== What is required ==
Only the lines of the data holding the string "JSON" need to be returned.

== Records for the exercise ==
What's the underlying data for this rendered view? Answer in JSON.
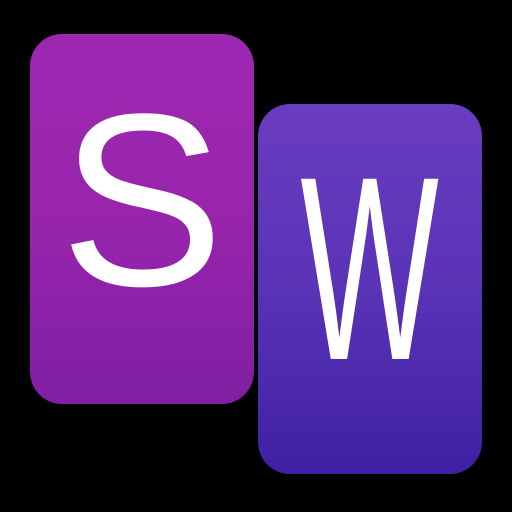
{
  "logo": {
    "letter_1": "S",
    "letter_2": "W"
  },
  "colors": {
    "background": "#000000",
    "tile_1_top": "#9d27b0",
    "tile_1_bottom": "#7f1fa2",
    "tile_2_top": "#6a3cc0",
    "tile_2_bottom": "#3f1fa4",
    "letter": "#ffffff"
  }
}
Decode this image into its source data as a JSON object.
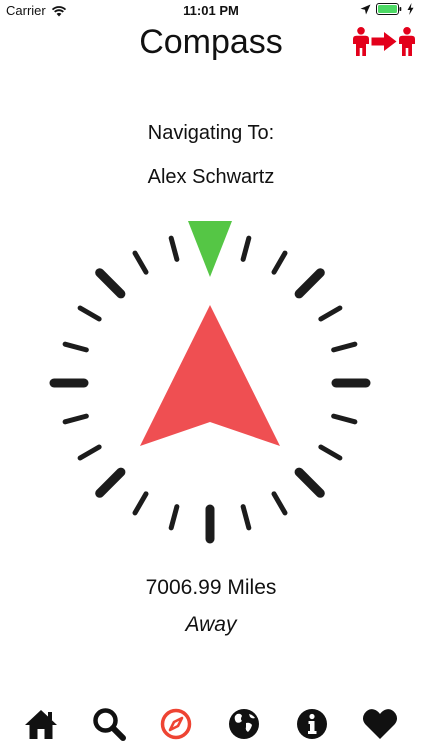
{
  "status_bar": {
    "carrier": "Carrier",
    "time": "11:01 PM",
    "icons": [
      "wifi-icon",
      "location-arrow-icon",
      "battery-icon",
      "charging-bolt-icon"
    ],
    "battery_color": "#4cd964"
  },
  "header": {
    "title": "Compass",
    "share_icon": "person-to-person-icon",
    "accent": "#e3001b"
  },
  "navigation": {
    "label": "Navigating To:",
    "destination": "Alex Schwartz"
  },
  "compass": {
    "pointer_color": "#ef4f52",
    "north_marker_color": "#55c645",
    "tick_color": "#1c1c1c"
  },
  "distance": {
    "value": "7006.99 Miles",
    "suffix": "Away"
  },
  "tab_bar": {
    "active_color": "#ee4433",
    "items": [
      {
        "icon": "home-icon",
        "active": false
      },
      {
        "icon": "search-icon",
        "active": false
      },
      {
        "icon": "compass-icon",
        "active": true
      },
      {
        "icon": "globe-icon",
        "active": false
      },
      {
        "icon": "info-icon",
        "active": false
      },
      {
        "icon": "heart-icon",
        "active": false
      }
    ]
  }
}
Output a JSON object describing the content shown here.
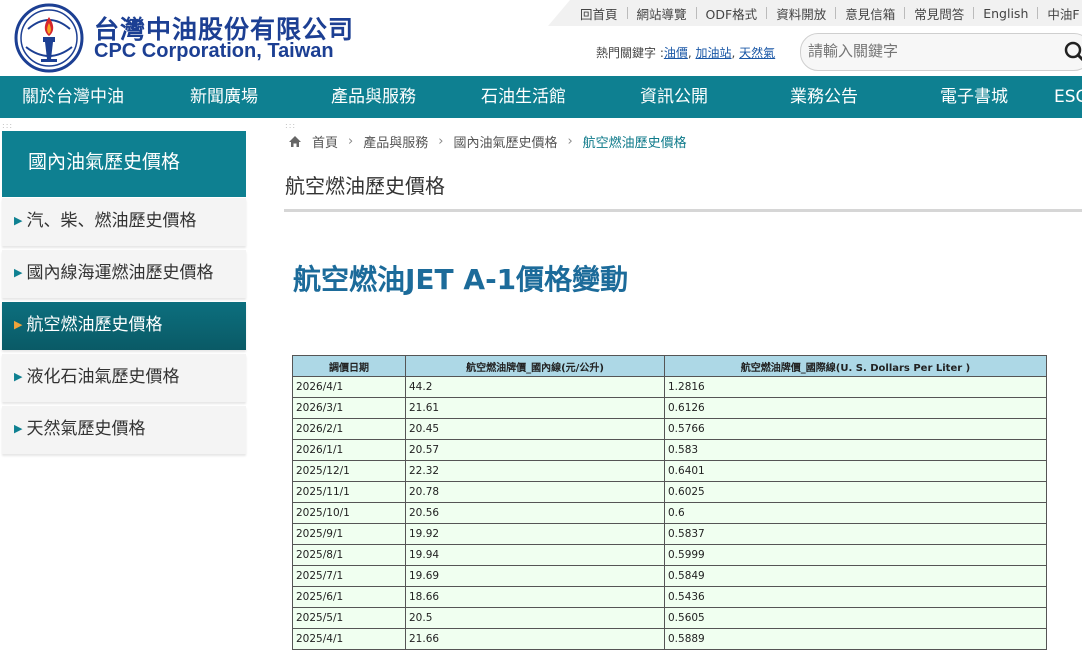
{
  "brand": {
    "name_cn": "台灣中油股份有限公司",
    "name_en": "CPC Corporation, Taiwan"
  },
  "top_links": [
    "回首頁",
    "網站導覽",
    "ODF格式",
    "資料開放",
    "意見信箱",
    "常見問答",
    "English",
    "中油F"
  ],
  "hot_keywords": {
    "label": "熱門關鍵字 :",
    "items": [
      "油價",
      "加油站",
      "天然氣"
    ]
  },
  "search": {
    "placeholder": "請輸入關鍵字"
  },
  "nav": [
    "關於台灣中油",
    "新聞廣場",
    "產品與服務",
    "石油生活館",
    "資訊公開",
    "業務公告",
    "電子書城",
    "ESG"
  ],
  "sidebar": {
    "title": "國內油氣歷史價格",
    "items": [
      "汽、柴、燃油歷史價格",
      "國內線海運燃油歷史價格",
      "航空燃油歷史價格",
      "液化石油氣歷史價格",
      "天然氣歷史價格"
    ],
    "active_index": 2
  },
  "breadcrumb": [
    "首頁",
    "產品與服務",
    "國內油氣歷史價格",
    "航空燃油歷史價格"
  ],
  "page_title": "航空燃油歷史價格",
  "heading": "航空燃油JET A-1價格變動",
  "table": {
    "headers": [
      "調價日期",
      "航空燃油牌價_國內線(元/公升)",
      "航空燃油牌價_國際線(U. S. Dollars Per Liter )"
    ],
    "rows": [
      [
        "2026/4/1",
        "44.2",
        "1.2816"
      ],
      [
        "2026/3/1",
        "21.61",
        "0.6126"
      ],
      [
        "2026/2/1",
        "20.45",
        "0.5766"
      ],
      [
        "2026/1/1",
        "20.57",
        "0.583"
      ],
      [
        "2025/12/1",
        "22.32",
        "0.6401"
      ],
      [
        "2025/11/1",
        "20.78",
        "0.6025"
      ],
      [
        "2025/10/1",
        "20.56",
        "0.6"
      ],
      [
        "2025/9/1",
        "19.92",
        "0.5837"
      ],
      [
        "2025/8/1",
        "19.94",
        "0.5999"
      ],
      [
        "2025/7/1",
        "19.69",
        "0.5849"
      ],
      [
        "2025/6/1",
        "18.66",
        "0.5436"
      ],
      [
        "2025/5/1",
        "20.5",
        "0.5605"
      ],
      [
        "2025/4/1",
        "21.66",
        "0.5889"
      ]
    ]
  },
  "colors": {
    "primary": "#0e8091",
    "brand_blue": "#1c3f93",
    "heading": "#1c6b9a",
    "table_header": "#add8e6",
    "table_cell": "#f0fff0",
    "active_marker": "#f0a33a"
  },
  "icons": {
    "logo": "cpc-torch-logo",
    "search": "search-icon",
    "home": "home-icon"
  }
}
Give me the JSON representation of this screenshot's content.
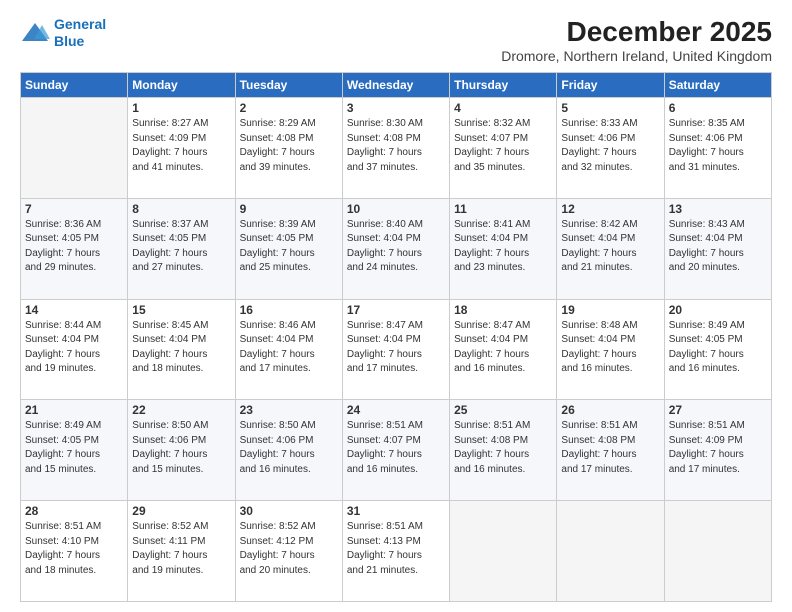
{
  "logo": {
    "line1": "General",
    "line2": "Blue"
  },
  "header": {
    "title": "December 2025",
    "subtitle": "Dromore, Northern Ireland, United Kingdom"
  },
  "weekdays": [
    "Sunday",
    "Monday",
    "Tuesday",
    "Wednesday",
    "Thursday",
    "Friday",
    "Saturday"
  ],
  "weeks": [
    [
      {
        "day": "",
        "info": ""
      },
      {
        "day": "1",
        "info": "Sunrise: 8:27 AM\nSunset: 4:09 PM\nDaylight: 7 hours\nand 41 minutes."
      },
      {
        "day": "2",
        "info": "Sunrise: 8:29 AM\nSunset: 4:08 PM\nDaylight: 7 hours\nand 39 minutes."
      },
      {
        "day": "3",
        "info": "Sunrise: 8:30 AM\nSunset: 4:08 PM\nDaylight: 7 hours\nand 37 minutes."
      },
      {
        "day": "4",
        "info": "Sunrise: 8:32 AM\nSunset: 4:07 PM\nDaylight: 7 hours\nand 35 minutes."
      },
      {
        "day": "5",
        "info": "Sunrise: 8:33 AM\nSunset: 4:06 PM\nDaylight: 7 hours\nand 32 minutes."
      },
      {
        "day": "6",
        "info": "Sunrise: 8:35 AM\nSunset: 4:06 PM\nDaylight: 7 hours\nand 31 minutes."
      }
    ],
    [
      {
        "day": "7",
        "info": "Sunrise: 8:36 AM\nSunset: 4:05 PM\nDaylight: 7 hours\nand 29 minutes."
      },
      {
        "day": "8",
        "info": "Sunrise: 8:37 AM\nSunset: 4:05 PM\nDaylight: 7 hours\nand 27 minutes."
      },
      {
        "day": "9",
        "info": "Sunrise: 8:39 AM\nSunset: 4:05 PM\nDaylight: 7 hours\nand 25 minutes."
      },
      {
        "day": "10",
        "info": "Sunrise: 8:40 AM\nSunset: 4:04 PM\nDaylight: 7 hours\nand 24 minutes."
      },
      {
        "day": "11",
        "info": "Sunrise: 8:41 AM\nSunset: 4:04 PM\nDaylight: 7 hours\nand 23 minutes."
      },
      {
        "day": "12",
        "info": "Sunrise: 8:42 AM\nSunset: 4:04 PM\nDaylight: 7 hours\nand 21 minutes."
      },
      {
        "day": "13",
        "info": "Sunrise: 8:43 AM\nSunset: 4:04 PM\nDaylight: 7 hours\nand 20 minutes."
      }
    ],
    [
      {
        "day": "14",
        "info": "Sunrise: 8:44 AM\nSunset: 4:04 PM\nDaylight: 7 hours\nand 19 minutes."
      },
      {
        "day": "15",
        "info": "Sunrise: 8:45 AM\nSunset: 4:04 PM\nDaylight: 7 hours\nand 18 minutes."
      },
      {
        "day": "16",
        "info": "Sunrise: 8:46 AM\nSunset: 4:04 PM\nDaylight: 7 hours\nand 17 minutes."
      },
      {
        "day": "17",
        "info": "Sunrise: 8:47 AM\nSunset: 4:04 PM\nDaylight: 7 hours\nand 17 minutes."
      },
      {
        "day": "18",
        "info": "Sunrise: 8:47 AM\nSunset: 4:04 PM\nDaylight: 7 hours\nand 16 minutes."
      },
      {
        "day": "19",
        "info": "Sunrise: 8:48 AM\nSunset: 4:04 PM\nDaylight: 7 hours\nand 16 minutes."
      },
      {
        "day": "20",
        "info": "Sunrise: 8:49 AM\nSunset: 4:05 PM\nDaylight: 7 hours\nand 16 minutes."
      }
    ],
    [
      {
        "day": "21",
        "info": "Sunrise: 8:49 AM\nSunset: 4:05 PM\nDaylight: 7 hours\nand 15 minutes."
      },
      {
        "day": "22",
        "info": "Sunrise: 8:50 AM\nSunset: 4:06 PM\nDaylight: 7 hours\nand 15 minutes."
      },
      {
        "day": "23",
        "info": "Sunrise: 8:50 AM\nSunset: 4:06 PM\nDaylight: 7 hours\nand 16 minutes."
      },
      {
        "day": "24",
        "info": "Sunrise: 8:51 AM\nSunset: 4:07 PM\nDaylight: 7 hours\nand 16 minutes."
      },
      {
        "day": "25",
        "info": "Sunrise: 8:51 AM\nSunset: 4:08 PM\nDaylight: 7 hours\nand 16 minutes."
      },
      {
        "day": "26",
        "info": "Sunrise: 8:51 AM\nSunset: 4:08 PM\nDaylight: 7 hours\nand 17 minutes."
      },
      {
        "day": "27",
        "info": "Sunrise: 8:51 AM\nSunset: 4:09 PM\nDaylight: 7 hours\nand 17 minutes."
      }
    ],
    [
      {
        "day": "28",
        "info": "Sunrise: 8:51 AM\nSunset: 4:10 PM\nDaylight: 7 hours\nand 18 minutes."
      },
      {
        "day": "29",
        "info": "Sunrise: 8:52 AM\nSunset: 4:11 PM\nDaylight: 7 hours\nand 19 minutes."
      },
      {
        "day": "30",
        "info": "Sunrise: 8:52 AM\nSunset: 4:12 PM\nDaylight: 7 hours\nand 20 minutes."
      },
      {
        "day": "31",
        "info": "Sunrise: 8:51 AM\nSunset: 4:13 PM\nDaylight: 7 hours\nand 21 minutes."
      },
      {
        "day": "",
        "info": ""
      },
      {
        "day": "",
        "info": ""
      },
      {
        "day": "",
        "info": ""
      }
    ]
  ]
}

== Exercise output ==
What's the underlying data for this rendered view? Answer in JSON.
Decode this image into its source data as a JSON object.
Output a JSON object describing the content shown here.
Give me the JSON representation of this screenshot's content.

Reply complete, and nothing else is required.